Stroopwafel can be found throughout Amsterdam, even pre-packaged as snacks in grocery stores and snack shops though it is best eaten right away when it’s warm. We loved these so much that we were so delighted to see miniature stroopwafels on our plane ride home.
Ah, European drinking. There’s really nothing like it is there? Our first night in Amsterdam, we met up with a friend of my travel buddy Gloria. As a local, our new tour guide showed us around central Amsterdam taking us to a popular, yet hidden bar named De Zoote, located in Leidseplein which served a selection of amazing local and Belgium beer.
Ah, it’s true. I love variety, and Amsterdam, you certainly offered a beautiful selection of beer.
De Zoote – Raamstraat 29, 1016 XL Amsterdam, Netherlands
I haven’t been updating as frequently as of late, simply because I have been off another euro adventure. Two years ago, I traveled through Spain, and my heart has been aching to go back to Europe since then. Seeing as I had some time off work, it was a good as time as any to pack my bags and go off on an adventure. This time, I was joined by a wonderful friend. Together, we toured, feasted and met some new friends along the way.
A forgotten post from Palm Springs.
When I’m travelling for business, I tend to not eat very well. Skipped or half eaten meals are typically the norm when there isn’t time to eat. Atlas, when the portions in America are huge in comparison to Canada, it subsequently helps a lot when you only have time to eat once a day.
When it comes to huge portions, Hog’s Breath is a prime example. In the middle of small, yet charming Old Town La Quinta, Hog’s main draw is being owned by Clint Eastwood. The restaurant offers a mid range selection of traditional meats and seafood dishes.
Above, duck breast and leg with butternut squash risotto, citrus glaze, braised red cabbage, port wine orange sauce. Not the best I’ve had, but definitely a satisfying first and last meal of the day.
Hog’s Breath Inn – 78065 Main St, La Quinta, CA
I love reading blogs and online magazines and I love[d] Google Reader. You can’t beat the convenience of checking your email and catching up on your reading all in one place. Sadly, Google Reader you are leaving us in a few short months and I, like many others are now scrambling to find a replacement.
If you follow this blog, or other blogs, here are some alternatives to migrate to:
Netvibes – Similar to Google Reader, it organizes your subscriptions into lists — Plus switching from Reader to Netvibes takes just a few seconds. Sign up for the free account and then export your subscription list from Google Takeout and uploading the subscriptions.xml file to Netvibes.

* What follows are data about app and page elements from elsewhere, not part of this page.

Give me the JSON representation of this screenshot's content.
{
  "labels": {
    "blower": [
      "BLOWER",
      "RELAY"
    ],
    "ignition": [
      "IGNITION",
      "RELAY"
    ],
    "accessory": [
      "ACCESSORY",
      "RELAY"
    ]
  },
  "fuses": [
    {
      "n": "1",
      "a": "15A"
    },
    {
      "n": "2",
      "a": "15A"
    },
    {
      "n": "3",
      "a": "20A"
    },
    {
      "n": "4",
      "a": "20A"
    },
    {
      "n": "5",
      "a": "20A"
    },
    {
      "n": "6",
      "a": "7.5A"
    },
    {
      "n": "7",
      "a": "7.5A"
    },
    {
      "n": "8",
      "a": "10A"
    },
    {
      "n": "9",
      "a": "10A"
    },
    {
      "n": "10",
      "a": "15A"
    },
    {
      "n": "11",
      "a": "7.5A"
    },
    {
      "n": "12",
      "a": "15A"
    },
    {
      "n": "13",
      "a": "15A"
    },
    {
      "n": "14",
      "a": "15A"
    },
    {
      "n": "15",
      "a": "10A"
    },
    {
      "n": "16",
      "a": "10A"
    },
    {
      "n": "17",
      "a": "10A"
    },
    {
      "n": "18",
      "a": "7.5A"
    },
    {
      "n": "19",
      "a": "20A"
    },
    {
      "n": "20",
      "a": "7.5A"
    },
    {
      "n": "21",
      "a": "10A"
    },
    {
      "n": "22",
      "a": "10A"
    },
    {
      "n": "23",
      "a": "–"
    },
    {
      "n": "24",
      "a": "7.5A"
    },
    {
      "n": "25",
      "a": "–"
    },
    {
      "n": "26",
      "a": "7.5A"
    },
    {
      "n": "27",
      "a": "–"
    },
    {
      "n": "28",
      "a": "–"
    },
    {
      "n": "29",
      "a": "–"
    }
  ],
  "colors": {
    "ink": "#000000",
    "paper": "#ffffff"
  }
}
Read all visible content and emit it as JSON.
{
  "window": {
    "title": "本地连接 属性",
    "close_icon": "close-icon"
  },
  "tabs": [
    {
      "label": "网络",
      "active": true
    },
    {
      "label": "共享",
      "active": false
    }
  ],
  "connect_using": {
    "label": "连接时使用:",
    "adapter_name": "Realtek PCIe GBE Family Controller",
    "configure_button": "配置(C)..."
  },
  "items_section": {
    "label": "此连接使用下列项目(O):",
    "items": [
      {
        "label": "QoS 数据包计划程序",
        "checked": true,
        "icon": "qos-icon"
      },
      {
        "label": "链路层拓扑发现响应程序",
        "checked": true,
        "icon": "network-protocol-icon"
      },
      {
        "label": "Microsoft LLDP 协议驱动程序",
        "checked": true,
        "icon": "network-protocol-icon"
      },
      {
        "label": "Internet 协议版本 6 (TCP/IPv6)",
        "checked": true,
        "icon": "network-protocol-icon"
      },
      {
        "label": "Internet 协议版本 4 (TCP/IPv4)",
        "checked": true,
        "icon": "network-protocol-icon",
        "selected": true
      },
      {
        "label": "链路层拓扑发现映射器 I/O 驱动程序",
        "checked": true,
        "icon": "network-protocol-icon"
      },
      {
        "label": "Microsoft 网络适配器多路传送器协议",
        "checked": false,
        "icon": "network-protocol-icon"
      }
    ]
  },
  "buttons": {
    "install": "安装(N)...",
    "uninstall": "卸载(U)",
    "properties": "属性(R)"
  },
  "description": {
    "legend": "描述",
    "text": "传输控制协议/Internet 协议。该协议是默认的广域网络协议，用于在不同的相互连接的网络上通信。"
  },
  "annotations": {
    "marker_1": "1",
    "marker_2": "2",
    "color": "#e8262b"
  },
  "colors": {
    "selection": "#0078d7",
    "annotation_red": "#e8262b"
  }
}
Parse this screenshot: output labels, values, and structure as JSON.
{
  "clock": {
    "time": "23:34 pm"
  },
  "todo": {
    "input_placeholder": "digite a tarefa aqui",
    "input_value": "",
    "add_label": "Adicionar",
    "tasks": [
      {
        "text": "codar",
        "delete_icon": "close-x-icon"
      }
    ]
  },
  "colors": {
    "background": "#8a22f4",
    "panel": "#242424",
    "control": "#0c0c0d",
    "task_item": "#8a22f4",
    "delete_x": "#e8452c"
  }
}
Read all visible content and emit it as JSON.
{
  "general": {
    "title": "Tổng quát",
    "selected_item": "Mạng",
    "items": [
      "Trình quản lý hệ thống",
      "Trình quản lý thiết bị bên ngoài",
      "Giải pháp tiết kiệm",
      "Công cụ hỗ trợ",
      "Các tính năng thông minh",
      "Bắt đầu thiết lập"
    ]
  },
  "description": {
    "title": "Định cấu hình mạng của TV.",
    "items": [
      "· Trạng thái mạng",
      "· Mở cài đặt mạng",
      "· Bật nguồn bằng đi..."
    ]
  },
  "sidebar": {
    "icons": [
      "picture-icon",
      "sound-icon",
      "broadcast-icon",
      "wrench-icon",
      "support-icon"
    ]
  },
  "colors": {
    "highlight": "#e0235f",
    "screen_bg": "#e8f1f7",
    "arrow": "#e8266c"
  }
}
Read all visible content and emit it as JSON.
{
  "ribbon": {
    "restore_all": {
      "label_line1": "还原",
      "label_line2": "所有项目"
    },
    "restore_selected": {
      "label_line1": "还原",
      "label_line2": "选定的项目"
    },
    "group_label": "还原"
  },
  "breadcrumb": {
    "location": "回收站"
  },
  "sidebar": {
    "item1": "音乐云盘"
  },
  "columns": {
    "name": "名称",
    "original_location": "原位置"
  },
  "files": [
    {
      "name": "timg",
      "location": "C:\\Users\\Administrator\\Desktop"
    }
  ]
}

Newsblur – Same as Netvibes. After signing up, there’s a step by step guide on how to import from Google Reader. Be advise, Newsblur is experiencing a influx of Google Reader users trying to migrate over. Their servers are down at the time of this post.
If you prefer the magazine layout for your online reading, this article also features some resources.
If you’ve been using Google Reader to follow my blog, thank you — and even more thanks in advance for switching over to a new service.
Chawanmushi! The first time I had this Japanese custard dish, I was in Kyoto and instantly loved it. Now, whenever I go to a seemingly authentic Japanese restaurant, I’ll try to find it on the menu. Its silky smooth texture and belly warming broth are symbolic traits of comfort food for me. After a trip to Daiso and purchasing the chawanmushi cups on a whim, I realize it’s quite easy to make. I love it when I experiment and it works out.
Chawanmushi with shitake and enoki mushrooms, dashi broth, cilantro and prawns. I adopted my version from this online recipe.